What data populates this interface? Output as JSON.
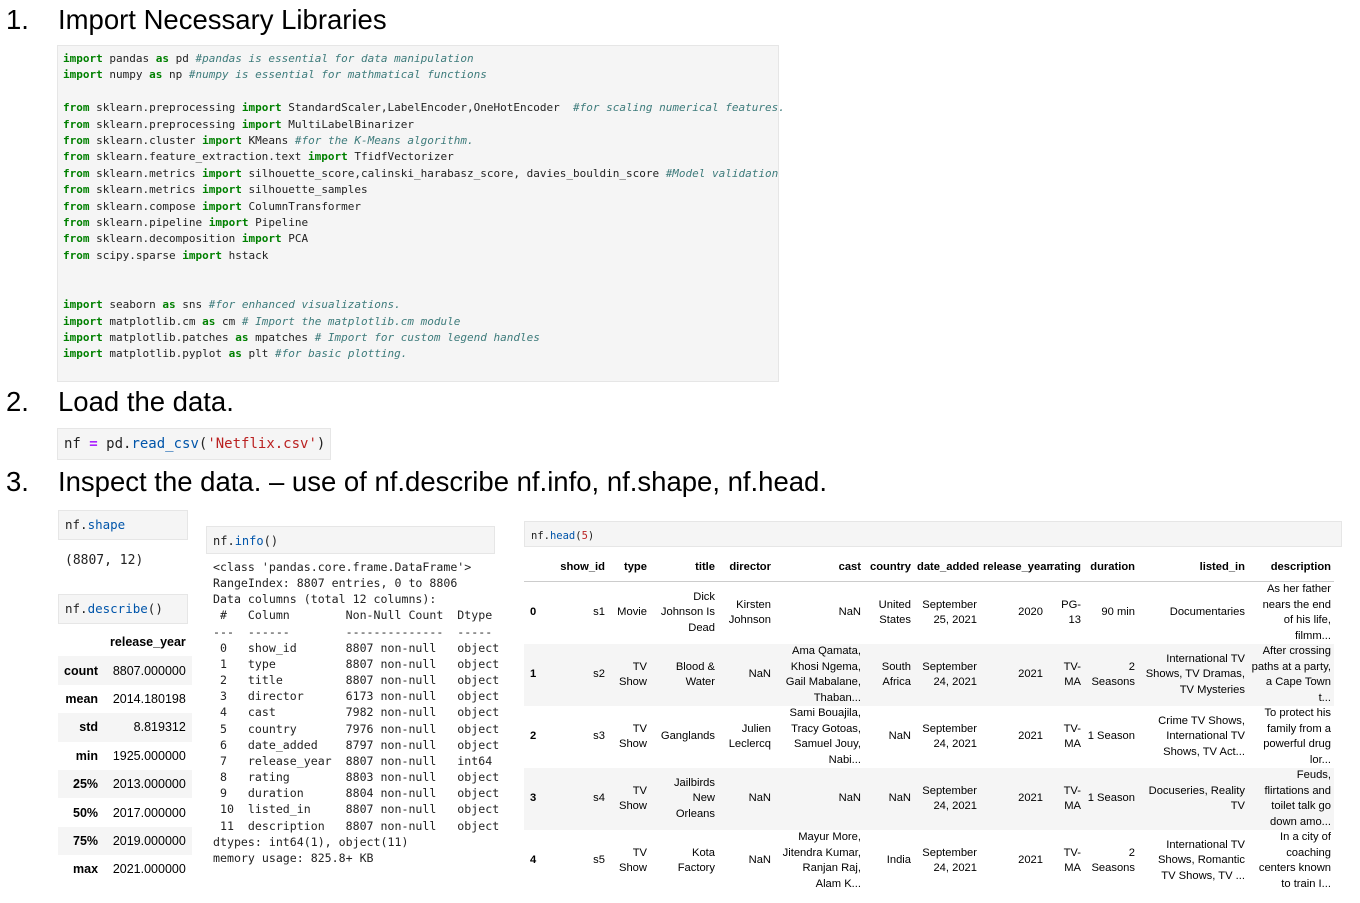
{
  "steps": [
    {
      "num": "1.",
      "text": "Import Necessary Libraries"
    },
    {
      "num": "2.",
      "text": "Load the data."
    },
    {
      "num": "3.",
      "text": "Inspect the data. – use of nf.describe nf.info, nf.shape, nf.head."
    }
  ],
  "import_code": [
    [
      [
        "kw",
        "import"
      ],
      [
        "t",
        " pandas "
      ],
      [
        "kw",
        "as"
      ],
      [
        "t",
        " pd "
      ],
      [
        "cm",
        "#pandas is essential for data manipulation"
      ]
    ],
    [
      [
        "kw",
        "import"
      ],
      [
        "t",
        " numpy "
      ],
      [
        "kw",
        "as"
      ],
      [
        "t",
        " np "
      ],
      [
        "cm",
        "#numpy is essential for mathmatical functions"
      ]
    ],
    [],
    [
      [
        "kw",
        "from"
      ],
      [
        "t",
        " sklearn.preprocessing "
      ],
      [
        "kw",
        "import"
      ],
      [
        "t",
        " StandardScaler,LabelEncoder,OneHotEncoder  "
      ],
      [
        "cm",
        "#for scaling numerical features."
      ]
    ],
    [
      [
        "kw",
        "from"
      ],
      [
        "t",
        " sklearn.preprocessing "
      ],
      [
        "kw",
        "import"
      ],
      [
        "t",
        " MultiLabelBinarizer"
      ]
    ],
    [
      [
        "kw",
        "from"
      ],
      [
        "t",
        " sklearn.cluster "
      ],
      [
        "kw",
        "import"
      ],
      [
        "t",
        " KMeans "
      ],
      [
        "cm",
        "#for the K-Means algorithm."
      ]
    ],
    [
      [
        "kw",
        "from"
      ],
      [
        "t",
        " sklearn.feature_extraction.text "
      ],
      [
        "kw",
        "import"
      ],
      [
        "t",
        " TfidfVectorizer"
      ]
    ],
    [
      [
        "kw",
        "from"
      ],
      [
        "t",
        " sklearn.metrics "
      ],
      [
        "kw",
        "import"
      ],
      [
        "t",
        " silhouette_score,calinski_harabasz_score, davies_bouldin_score "
      ],
      [
        "cm",
        "#Model validation"
      ]
    ],
    [
      [
        "kw",
        "from"
      ],
      [
        "t",
        " sklearn.metrics "
      ],
      [
        "kw",
        "import"
      ],
      [
        "t",
        " silhouette_samples"
      ]
    ],
    [
      [
        "kw",
        "from"
      ],
      [
        "t",
        " sklearn.compose "
      ],
      [
        "kw",
        "import"
      ],
      [
        "t",
        " ColumnTransformer"
      ]
    ],
    [
      [
        "kw",
        "from"
      ],
      [
        "t",
        " sklearn.pipeline "
      ],
      [
        "kw",
        "import"
      ],
      [
        "t",
        " Pipeline"
      ]
    ],
    [
      [
        "kw",
        "from"
      ],
      [
        "t",
        " sklearn.decomposition "
      ],
      [
        "kw",
        "import"
      ],
      [
        "t",
        " PCA"
      ]
    ],
    [
      [
        "kw",
        "from"
      ],
      [
        "t",
        " scipy.sparse "
      ],
      [
        "kw",
        "import"
      ],
      [
        "t",
        " hstack"
      ]
    ],
    [],
    [],
    [
      [
        "kw",
        "import"
      ],
      [
        "t",
        " seaborn "
      ],
      [
        "kw",
        "as"
      ],
      [
        "t",
        " sns "
      ],
      [
        "cm",
        "#for enhanced visualizations."
      ]
    ],
    [
      [
        "kw",
        "import"
      ],
      [
        "t",
        " matplotlib.cm "
      ],
      [
        "kw",
        "as"
      ],
      [
        "t",
        " cm "
      ],
      [
        "cm",
        "# Import the matplotlib.cm module"
      ]
    ],
    [
      [
        "kw",
        "import"
      ],
      [
        "t",
        " matplotlib.patches "
      ],
      [
        "kw",
        "as"
      ],
      [
        "t",
        " mpatches "
      ],
      [
        "cm",
        "# Import for custom legend handles"
      ]
    ],
    [
      [
        "kw",
        "import"
      ],
      [
        "t",
        " matplotlib.pyplot "
      ],
      [
        "kw",
        "as"
      ],
      [
        "t",
        " plt "
      ],
      [
        "cm",
        "#for basic plotting."
      ]
    ]
  ],
  "load_code": [
    [
      [
        "t",
        "nf "
      ],
      [
        "op",
        "="
      ],
      [
        "t",
        " pd."
      ],
      [
        "fn",
        "read_csv"
      ],
      [
        "t",
        "("
      ],
      [
        "st",
        "'Netflix.csv'"
      ],
      [
        "t",
        ")"
      ]
    ]
  ],
  "shape_cell": [
    [
      [
        "t",
        "nf."
      ],
      [
        "fn",
        "shape"
      ]
    ]
  ],
  "shape_output": "(8807, 12)",
  "describe_cell": [
    [
      [
        "t",
        "nf."
      ],
      [
        "fn",
        "describe"
      ],
      [
        "t",
        "()"
      ]
    ]
  ],
  "describe_table": {
    "column": "release_year",
    "rows": [
      {
        "stat": "count",
        "value": "8807.000000"
      },
      {
        "stat": "mean",
        "value": "2014.180198"
      },
      {
        "stat": "std",
        "value": "8.819312"
      },
      {
        "stat": "min",
        "value": "1925.000000"
      },
      {
        "stat": "25%",
        "value": "2013.000000"
      },
      {
        "stat": "50%",
        "value": "2017.000000"
      },
      {
        "stat": "75%",
        "value": "2019.000000"
      },
      {
        "stat": "max",
        "value": "2021.000000"
      }
    ]
  },
  "info_cell": [
    [
      [
        "t",
        "nf."
      ],
      [
        "fn",
        "info"
      ],
      [
        "t",
        "()"
      ]
    ]
  ],
  "info_output": [
    "<class 'pandas.core.frame.DataFrame'>",
    "RangeIndex: 8807 entries, 0 to 8806",
    "Data columns (total 12 columns):",
    " #   Column        Non-Null Count  Dtype",
    "---  ------        --------------  -----",
    " 0   show_id       8807 non-null   object",
    " 1   type          8807 non-null   object",
    " 2   title         8807 non-null   object",
    " 3   director      6173 non-null   object",
    " 4   cast          7982 non-null   object",
    " 5   country       7976 non-null   object",
    " 6   date_added    8797 non-null   object",
    " 7   release_year  8807 non-null   int64",
    " 8   rating        8803 non-null   object",
    " 9   duration      8804 non-null   object",
    " 10  listed_in     8807 non-null   object",
    " 11  description   8807 non-null   object",
    "dtypes: int64(1), object(11)",
    "memory usage: 825.8+ KB"
  ],
  "head_cell": [
    [
      [
        "t",
        "nf."
      ],
      [
        "fn",
        "head"
      ],
      [
        "t",
        "("
      ],
      [
        "st",
        "5"
      ],
      [
        "t",
        ")"
      ]
    ]
  ],
  "head_table": {
    "columns": [
      "",
      "show_id",
      "type",
      "title",
      "director",
      "cast",
      "country",
      "date_added",
      "release_year",
      "rating",
      "duration",
      "listed_in",
      "description"
    ],
    "rows": [
      [
        "0",
        "s1",
        "Movie",
        "Dick Johnson Is Dead",
        "Kirsten Johnson",
        "NaN",
        "United States",
        "September 25, 2021",
        "2020",
        "PG-13",
        "90 min",
        "Documentaries",
        "As her father nears the end of his life, filmm..."
      ],
      [
        "1",
        "s2",
        "TV Show",
        "Blood & Water",
        "NaN",
        "Ama Qamata, Khosi Ngema, Gail Mabalane, Thaban...",
        "South Africa",
        "September 24, 2021",
        "2021",
        "TV-MA",
        "2 Seasons",
        "International TV Shows, TV Dramas, TV Mysteries",
        "After crossing paths at a party, a Cape Town t..."
      ],
      [
        "2",
        "s3",
        "TV Show",
        "Ganglands",
        "Julien Leclercq",
        "Sami Bouajila, Tracy Gotoas, Samuel Jouy, Nabi...",
        "NaN",
        "September 24, 2021",
        "2021",
        "TV-MA",
        "1 Season",
        "Crime TV Shows, International TV Shows, TV Act...",
        "To protect his family from a powerful drug lor..."
      ],
      [
        "3",
        "s4",
        "TV Show",
        "Jailbirds New Orleans",
        "NaN",
        "NaN",
        "NaN",
        "September 24, 2021",
        "2021",
        "TV-MA",
        "1 Season",
        "Docuseries, Reality TV",
        "Feuds, flirtations and toilet talk go down amo..."
      ],
      [
        "4",
        "s5",
        "TV Show",
        "Kota Factory",
        "NaN",
        "Mayur More, Jitendra Kumar, Ranjan Raj, Alam K...",
        "India",
        "September 24, 2021",
        "2021",
        "TV-MA",
        "2 Seasons",
        "International TV Shows, Romantic TV Shows, TV ...",
        "In a city of coaching centers known to train I..."
      ]
    ]
  }
}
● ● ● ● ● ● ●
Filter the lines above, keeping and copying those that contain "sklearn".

**Your solution**
        " sklearn.preprocessing "
        " sklearn.preprocessing "
        " sklearn.cluster "
        " sklearn.feature_extraction.text "
        " sklearn.metrics "
        " sklearn.metrics "
        " sklearn.compose "
        " sklearn.pipeline "
        " sklearn.decomposition "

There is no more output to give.